Who Will Keep India Democratic? A Corrupt Corporate State or Peoples’ Movements?
2010 was the year of scams – 2G, Commonwealth Games, Adarsh etc.
2011 has emerged as the year of the fight against corruption – with Anna Hazare’s fast for a Lokpal Bill and Baba Ramdev’s fast to bring back black money stashed away in foreign banks.
The midnight police crackdown on Baba Ramdev’s Satyagraha with 100,000 followers was yet another signal of the undemocratic tendency of the government to crush social movements and social protests. At the same time when Ramdev’s Satyagraha was attacked in Delhi, 20 battalions of police force was being used to crush the anti-POSCO movement in Orissa and destroy the betel and vine gardens which are the basis of people’s prosperous living economy which brings the small farmers Rs. 400,000/acre.
Violence and the use of force has become the norm for the government dealing with people’s protests.
In a democracy, which is supposed to be by the people, of the people, for the people, protests and movements are supposed to act as signals of what people want or do not want. Listening to people is the democratic duty of governments. When governments fail to listen to the people and use force against peoples’ peaceful movements they become undemocratic, they become dictatorships. When in addition, governments who are supposed to represent the peoples’ will and interest in a representative democracy start to represent the will and interest of corporations and big business, government mutates from being of the people, by the people and for the people to becoming of the corporations, by the corporations and for the corporations. The state is becoming a corporate state. And this mutation transforms democracy into fascism. Neo-liberal economic policies have political fallout in terms of inducing this mutation of government from being a democratic representative of peoples’ interest to being an undemocratic representative of corporate interests. Not only is neo-liberalism leading to the privatization of seed and land, water and biodiversity, health and education, power and transport, it is leading to the privatization of government itself. And a privatized corporate state starts to see people fighting for the public good and economic democracy as a threat.
It is in this context that we need to read the repeated statements of government ministers that peoples’ protests and social movements are a threat to democracy. Social movements are raising issues about economic justice and economic democracy.

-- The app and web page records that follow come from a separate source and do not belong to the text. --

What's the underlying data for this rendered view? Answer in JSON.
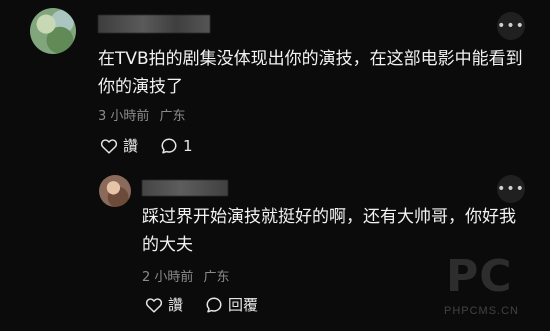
{
  "comment": {
    "text": "在TVB拍的剧集没体现出你的演技，在这部电影中能看到你的演技了",
    "time": "3 小時前",
    "location": "广东",
    "like_label": "讚",
    "reply_count": "1"
  },
  "reply": {
    "text": "踩过界开始演技就挺好的啊，还有大帅哥，你好我的大夫",
    "time": "2 小時前",
    "location": "广东",
    "like_label": "讚",
    "reply_label": "回覆"
  },
  "watermark": {
    "site": "PHPCMS.CN"
  },
  "icons": {
    "like": "heart-icon",
    "reply": "speech-bubble-icon",
    "more": "more-icon"
  }
}
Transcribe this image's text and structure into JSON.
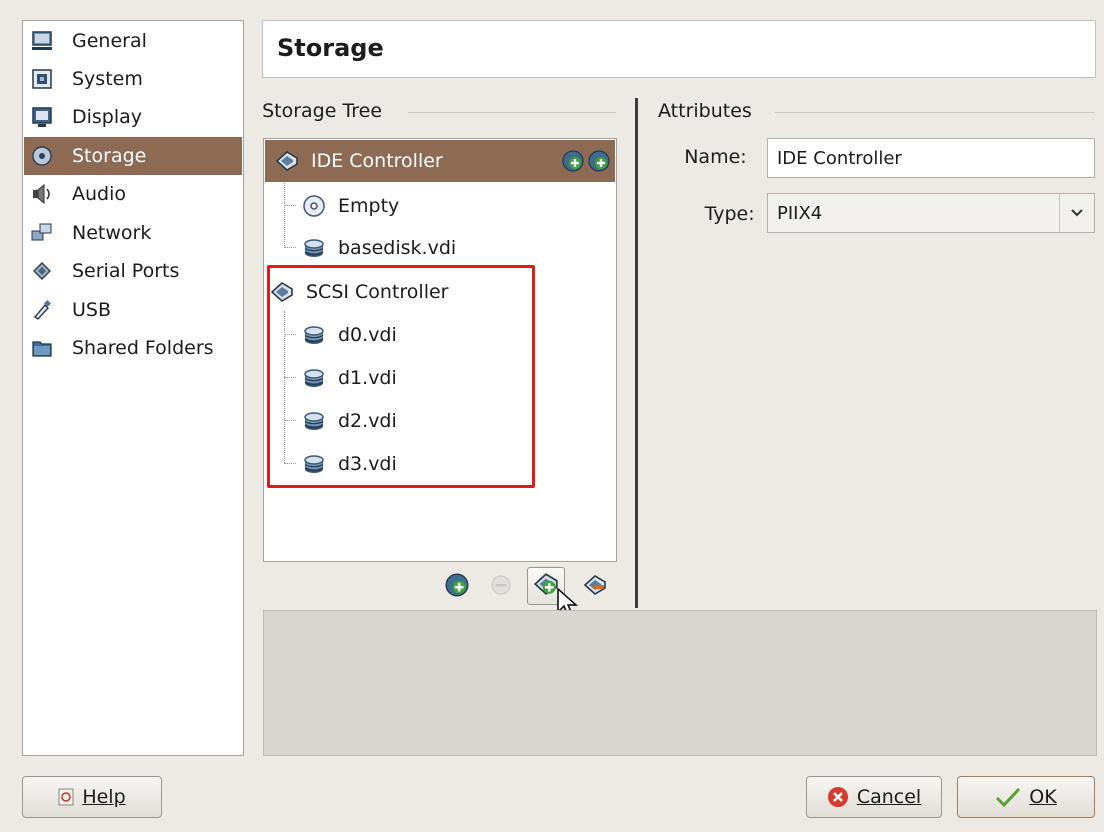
{
  "nav": {
    "items": [
      {
        "label": "General",
        "icon": "monitor-icon"
      },
      {
        "label": "System",
        "icon": "chip-icon"
      },
      {
        "label": "Display",
        "icon": "display-icon"
      },
      {
        "label": "Storage",
        "icon": "storage-icon",
        "selected": true
      },
      {
        "label": "Audio",
        "icon": "speaker-icon"
      },
      {
        "label": "Network",
        "icon": "network-icon"
      },
      {
        "label": "Serial Ports",
        "icon": "serial-port-icon"
      },
      {
        "label": "USB",
        "icon": "usb-icon"
      },
      {
        "label": "Shared Folders",
        "icon": "folder-icon"
      }
    ]
  },
  "page_title": "Storage",
  "storage_tree": {
    "label": "Storage Tree",
    "controllers": [
      {
        "label": "IDE Controller",
        "children": [
          "Empty",
          "basedisk.vdi"
        ]
      },
      {
        "label": "SCSI Controller",
        "children": [
          "d0.vdi",
          "d1.vdi",
          "d2.vdi",
          "d3.vdi"
        ]
      }
    ]
  },
  "attributes": {
    "label": "Attributes",
    "name_label": "Name:",
    "name_value": "IDE Controller",
    "type_label": "Type:",
    "type_value": "PIIX4"
  },
  "buttons": {
    "help": "Help",
    "cancel": "Cancel",
    "ok": "OK"
  },
  "colors": {
    "selection": "#8c6a53",
    "highlight_border": "#e01b1b"
  }
}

Corruption is a symptom of the deepening trends of economic injustice and undermining of economic democracy. We need to connect the dots between the diverse social movements of tribals and farmers fighting to defend their land and natural resources, the movements of workers fighting to defend jobs and livelihoods, and the new anti-corruption movements whose faces are Anna Hazare and Baba Ramdev.
Corruption is the unjust, illegal and private appropriation of public resources and public wealth, be it natural wealth, public goods and services or financial wealth. The ecology movements, tribal and farmers’ movements are fighting against the corruption involved in the massive resource grab and land grab taking place across the country for mining of bauxite, coal and iron ore, for mega steel plants and power plants, for super highways and luxury townships. Farmers fighting the land grab along the Yamuna Expressway were killed on May 7. While they received a mere Rs. 300 per sq.mtr for their land the developers who grab the land in partnership with government using the 1894 colonial land acquisition law sell it for Rs. 600,000 per sq.mtr. This is corporate corruption.
I have just received a SMS –
Lush Green Farm Houses in Noida Express way
*10 minutes from South Delhi
*Clubs, Swimming Pool, Cricket Stadium
*Government Electricity and Roads”
Farm houses of farmers are burnt and destroyed to create “farm houses” for the rich. Farms are destroyed to create Formula 1 race tracks and swimming pools for the elite. This obscene, violent, unjust land grab is the cruelest face of corruption in today’s India.
The privatization of our seed, our food, our water, our health, our education, our electricity and mobility is another facet of corporate corruption. In the case of the privatization of seed, farmers are paying with their very lives. Seed costs rise and farmers are trapped in debt. Farmers suicides need to be seen as part of the web of privatization as corruption. The government of Maharashtra has signed MoUs with Monsanto to hand over seed and the genetic wealth of farmers’ research and the knowledge wealth of society to a seed MNC. This is corporate corruption. The Government of India wants to totally dismantle the public distribution system to benefit agribusiness and corporate retail. Undermining the right to food is corporate corruption.
The appropriation of public and national wealth through bribes and black money is the third facet of corruption.
It is when all their streams of the fight for economic justice and economic democracy join as one, we will have a strong and vibrant movement for defending and deepening democracy. Social movements are the life blood of democracy. Social movements are the life blood of democracy.
The government will of course try its best to crush democracy to protect the powerful economic interests it represents.
The two faces of government who most frequently make statements about social movements subverting democracy are Kapil Sibal and Chidambaram, both of whom have represented corporations against the public interest in their legal career. They carry these corporate loyalties into their political career. They will do their very best to use every undemocratic means to crush movements for democracy and justice. Operation Green hunt in tribal areas, and the midnight crack down on Baba Ramdev’s Satyagraha are just two examples of the use of violence to protect corrupt corporate interests.
The corrupt militarized, totalitarian power of the corporate state is not democracy. Peoples’ vibrant movements fighting the concentration of economic and political power, and the corrupt means used for concentration of that power are at the heart of democracy.
It is people and social movements who have kept and will keep democracy alive in India.